The government also argues that even if the tax accrual workpapers are protected, Wells Fargo has waived the work-product privilege by providing the documents to the auditor’s audit team. Citing In re Chrylser Motors Corp. Overnight Evaluation Program LitigI., 860 F.2d 844 (8th Cir. 1988) and other cases, the government asserts that disclosure of documents to an adversary or potential adversary, even with respect to a different action, waives work-product protections. The government takes the position that nothing prevents the auditor from becoming an adversary or a conduit to other adversaries.
For its part, Wells Fargo vigorously objects to the government’s attempts to obtain its tax accrual workpapers, whether from Wells Fargo or the auditor. It explains that its tax accrual workpapers are, by their very nature, prepared in anticipation of litigation because they are created “because of the prospect of litigation.” Wells Fargo states that but for the anticipated litigation with the IRS over its uncertain tax positions, Wells Fargo would have no need to create the tax accrual workpapers containing its attorneys’ legal analyses and settlement positions.
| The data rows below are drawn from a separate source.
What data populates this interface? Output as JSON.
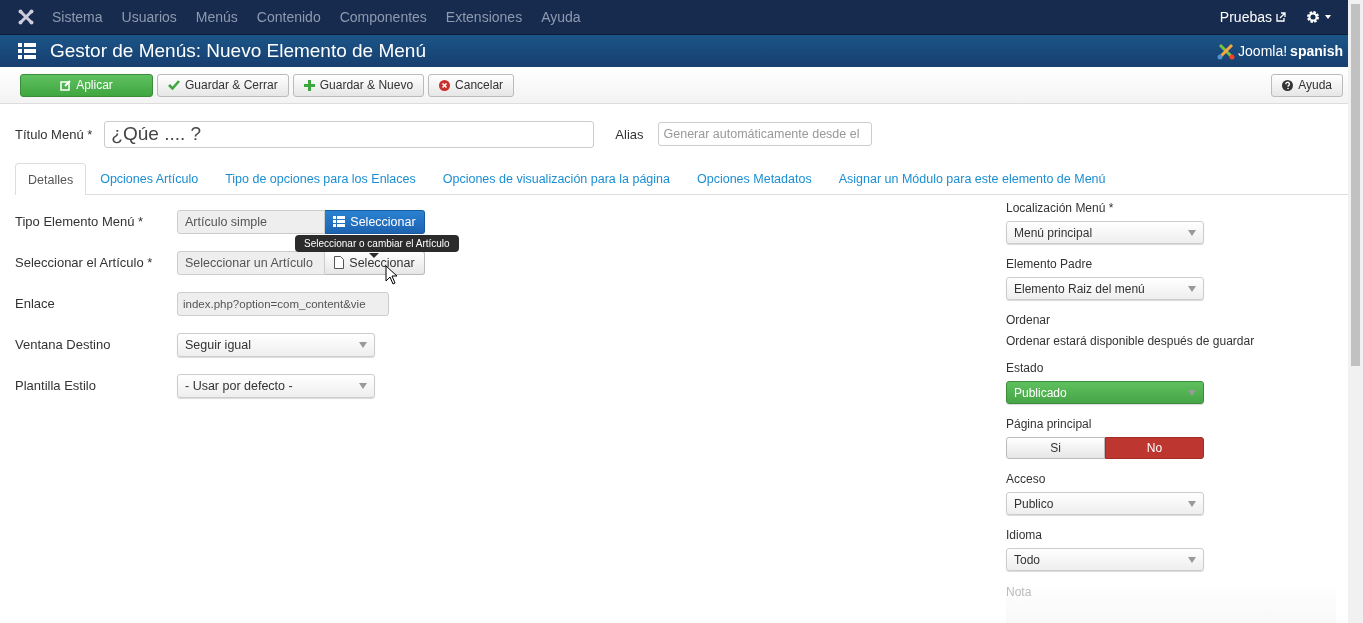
{
  "top_menu": [
    "Sistema",
    "Usuarios",
    "Menús",
    "Contenido",
    "Componentes",
    "Extensiones",
    "Ayuda"
  ],
  "site_link": "Pruebas",
  "header": {
    "title": "Gestor de Menús: Nuevo Elemento de Menú",
    "logo_text": "Joomla!",
    "logo_suffix": "spanish"
  },
  "toolbar": [
    {
      "label": "Aplicar",
      "kind": "apply"
    },
    {
      "label": "Guardar & Cerrar",
      "kind": "save"
    },
    {
      "label": "Guardar & Nuevo",
      "kind": "new"
    },
    {
      "label": "Cancelar",
      "kind": "cancel"
    }
  ],
  "help_button": "Ayuda",
  "title_field": {
    "label": "Título Menú *",
    "value": "¿Qúe .... ?"
  },
  "alias_field": {
    "label": "Alias",
    "placeholder": "Generar automáticamente desde el"
  },
  "tabs": [
    {
      "label": "Detalles",
      "selected": true
    },
    {
      "label": "Opciones Artículo",
      "selected": false
    },
    {
      "label": "Tipo de opciones para los Enlaces",
      "selected": false
    },
    {
      "label": "Opciones de visualización para la página",
      "selected": false
    },
    {
      "label": "Opciones Metadatos",
      "selected": false
    },
    {
      "label": "Asignar un Módulo para este elemento de Menú",
      "selected": false
    }
  ],
  "left_fields": [
    {
      "kind": "picker",
      "label": "Tipo Elemento Menú *",
      "value": "Artículo simple",
      "button": "Seleccionar",
      "primary": true
    },
    {
      "kind": "picker",
      "label": "Seleccionar el Artículo *",
      "value": "Seleccionar un Artículo",
      "button": "Seleccionar",
      "primary": false
    },
    {
      "kind": "readonly",
      "label": "Enlace",
      "value": "index.php?option=com_content&vie"
    },
    {
      "kind": "select",
      "label": "Ventana Destino",
      "value": "Seguir igual"
    },
    {
      "kind": "select",
      "label": "Plantilla Estilo",
      "value": "- Usar por defecto -"
    }
  ],
  "tooltip": "Seleccionar o cambiar el Artículo",
  "right_fields": [
    {
      "kind": "select",
      "label": "Localización Menú *",
      "value": "Menú principal"
    },
    {
      "kind": "select",
      "label": "Elemento Padre",
      "value": "Elemento Raiz del menú"
    },
    {
      "kind": "note",
      "label": "Ordenar",
      "value": "Ordenar estará disponible después de guardar"
    },
    {
      "kind": "status",
      "label": "Estado",
      "value": "Publicado"
    },
    {
      "kind": "toggle",
      "label": "Página principal",
      "options": [
        {
          "label": "Si",
          "selected": false
        },
        {
          "label": "No",
          "selected": true
        }
      ]
    },
    {
      "kind": "select",
      "label": "Acceso",
      "value": "Publico"
    },
    {
      "kind": "select",
      "label": "Idioma",
      "value": "Todo"
    },
    {
      "kind": "faded",
      "label": "Nota"
    }
  ]
}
Wells Fargo also points out that Eighth Circuit law has no requirement that litigation be “imminent” to invoke the protections. Addressing the government’s claim that it can overcome the protections of the work-product doctrine, Wells Fargo asserts that the government has failed to meet the required showing of “substantial need” (for ordinary work product) and made no effort to meet the Eighth Circuit’s “rare or extraordinary circumstances” standard (for opinion work product).
With respect to the government’s waiver argument, Wells Fargo relies on Pittman v. Frazier, 129 F.3d 983, 988 (8th Cir. 1993), which explains that a waiver occurs when the party who made the disclosure does so “with an actual intention that an opposing party may see the documents … .” Wells Fargo asserts that no waiver occurred because the disclosure to the auditor was neither to an adversary, nor is there any evidence Wells Fargo intended that the auditor would share the documents with an adversary. Rather, Wells Fargo relied on the auditor’s legal and ethical obligations to maintain confidentiality.
Initially, the court set this matter for an evidentiary hearing to take place in March 2011. For logistical reasons, the hearing was vacated, but all indications are that it will take place in the near future. Each side has thoroughly briefed the issues and has chosen experienced litigation counsel to represent their respective interests. Considering the importance of the disputed issue and its potentially broad implications beyond tax accrual workpapers to a vast array of other types of dual-purpose documents, large corporations and their legal and tax representatives should be waiting with great anticipation as this case is ruled on by the trial court, and unquestionably as it is appealed to the Eighth Circuit (and potentially beyond).